[Read more...]

Dec 24 2009 8:30am

Notes From an Emergency Meeting of the Institute for the Study of Cephalopod Progress

Recently, video footage surfaced documenting tool use among common octopuses. We at the Institute for the Study of Cephalopod Progress recently exchanged a number of missives to consider the implications for the American public. We present to you an excerpt of this exchange among members Felix Gilman, Jesse H. Bullington, Matthew B. Dyer and I.

I think the first question the public is going to want to know is what this documentation of octopus tool use may mean for human/cephalopod relations. Can you address this?

Matt Staggs

* * *

Dear Sir, 

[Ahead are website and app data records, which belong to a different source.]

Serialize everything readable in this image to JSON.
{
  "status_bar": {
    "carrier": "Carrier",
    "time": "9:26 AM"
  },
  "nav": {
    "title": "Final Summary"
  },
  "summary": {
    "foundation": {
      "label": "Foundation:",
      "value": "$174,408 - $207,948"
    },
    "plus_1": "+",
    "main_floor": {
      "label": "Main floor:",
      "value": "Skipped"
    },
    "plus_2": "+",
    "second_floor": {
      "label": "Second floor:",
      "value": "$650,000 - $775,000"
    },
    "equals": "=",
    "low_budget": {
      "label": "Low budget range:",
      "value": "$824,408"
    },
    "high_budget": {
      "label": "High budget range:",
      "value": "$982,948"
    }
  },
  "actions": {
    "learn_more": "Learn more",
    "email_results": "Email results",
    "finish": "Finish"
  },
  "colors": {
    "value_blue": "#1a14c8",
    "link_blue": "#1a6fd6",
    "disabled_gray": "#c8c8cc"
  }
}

Speaking as a life-long professional Coconut-Carrier (Chartered) I am deeply concerned about competition from the octopus so-called “community.”  It is well known that the octopus will work for mollusks and they have low standards of professional craft. They will drive down wages and quality, and they have too many legs.  (Eight, or so they claim, if you can believe it!) 

It is with great regret that I must call urgently for tariffs upon the Ocean, or possibly some form of undersea bombing campaign.

Fingers yes, tentacles no!

Yours sincerely, 
Felix Gilman, C-C(C) (retired)

* * *

Dear Sir or Madam:

Speaking only on behalf of myself and all red-blooded American Homo sapiens, I say we can no more assume the cephalopod community means us harm than we can assume the recipient of any missives we may send is a sir and not, contrary to what any warhawk coconut-carriers may think, a madam. It seems that by simply seeking to care for his or her individual needs a single member of Amphioctopus marginatus has raised the ire of the entire right wing, fear-mongering horde—tariffs? Bombing raids? All for fear of competition? Clearly Mr. (or Ms) Gilman is opposed to the very same healthy competition in the marketplace that made this country great, and like some demented coconut baron seeks to maintain the human monopoly on what should be a free market.

All this because a single, brave cephalopod straightened his or her collar, ran a besuckered tentacle along his or her mantle, and dared to ring the doorbell at what certain individuals would prefer to be an invitation-only evolutionary dinner party. Is there any reason why the cephalopod should not be welcomed? “Too many legs,” is all the speciesist can come up with: Too. Many. Legs.

What happened to America? When did hatespeech become an acceptable mode of discourse? When did we stop feeding our love-squid and start feeding our hate-squid? Is there any reason, any reason at all, why we should not take to the beaches, the harbors, the aquariums, enter the water, and embrace our new friends? All we want is to love, and be loved, and to live, live, and occasionally dress up like a hermit crab with the aid of a coconut shell. When you get right down to it, isn’t that all that everyone wants? When did we lose our way?

I pray for this cruel, arid world. Love yes, fear no. Love yes, fear no!

Yours, be you sir or madam, sapien or cephalopod, sincerely,
Jesse H. Bullington, American